​If I had a patient coming in for this issue, I would consider treating this issue in stages.  Starting with a low dose targeting the lower crows feet area (obicularis oculi muscle) and bringing the dose higher perhaps separated by about 2 weeks.  And maybe even considering treatment on both sides to keep up with symmetry issues.  With good note taking, we could figure out the optimum solution if possible.


​Cheek elevation is also caused by muscles that affect the smile of your mouth – Zygomaticus Major and Zygomaticus Minor muscles.  These muscles, if targeted too strongly with Botox will affect the symmetry of your mouth.  Thus if the bulk of your cheek is formed from these muscles, Botox may not be able to give you your 100% desired result.  But I still think that your desired effect is possible without injecting Botox into muscles that affect your mouth.  Fortunately with a gradual staged approach, you might gradually find a solution.  If a solution isn’t possible, I would say that it’s because of the mouth muscles and the amount of natural fat pads we have on each side of the face which can compress and change shape on animation of our face (ie. smiling).


​I understand that symmetry is important. However, we should keep in mind that it isn’t human to be exact mirror images of our selves on each side.  We are usually strong on one side – for example, being right handed.  This contributes somewhat to our facial muscles as well.  The natural asymmetries in a person’s face can be considered a strength and add flair.  Thus, sometimes, it’s ok to go with the idea that the sides of our faces are like siblings, not genetic clones.


​Botox can possibly solve this problem of smaller-eye, higher-cheek.  If one is interested in wrinkle treatment or prevention – it makes using Botox even better.  Consider partial or full treatment of crows feet or even heavier application on the elevated-cheek side.  But keep in mind that Botox can make other parts of our face appear asymmetrical – like the mouth or the eyebrows – so be careful, and good luck!

​Calvin Lee, MD
Botox injections in Modesto, California​

SurgicalArtistry_womanlogo - original

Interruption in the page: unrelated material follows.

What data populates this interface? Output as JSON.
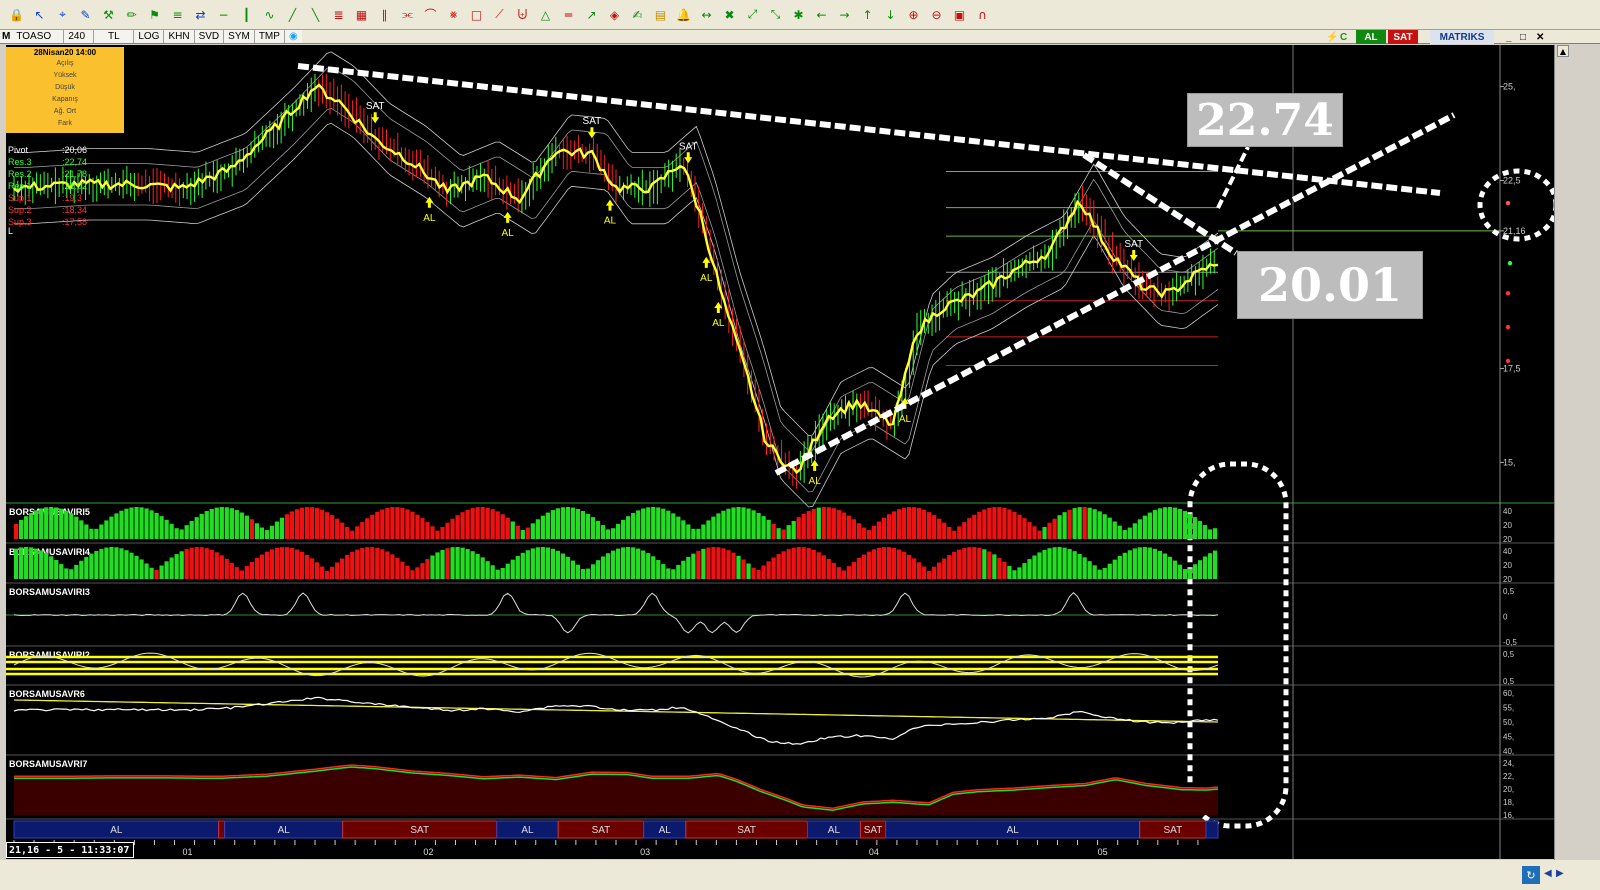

​Thank you for your question. Without having seen you in person, I’m answering the best I can without physical examination info and a one-on-one dialogue. My comments are meant for a general public discussion to help others who may have similar concerns. I’m also using my answers to build up library of information for my own patients and also to see how my answers compare with other doctors. There is always much for us to learn from each other. My answers are generalized medical information only, not directed medical advice. For medical advice please see your doctor/surgeon in person.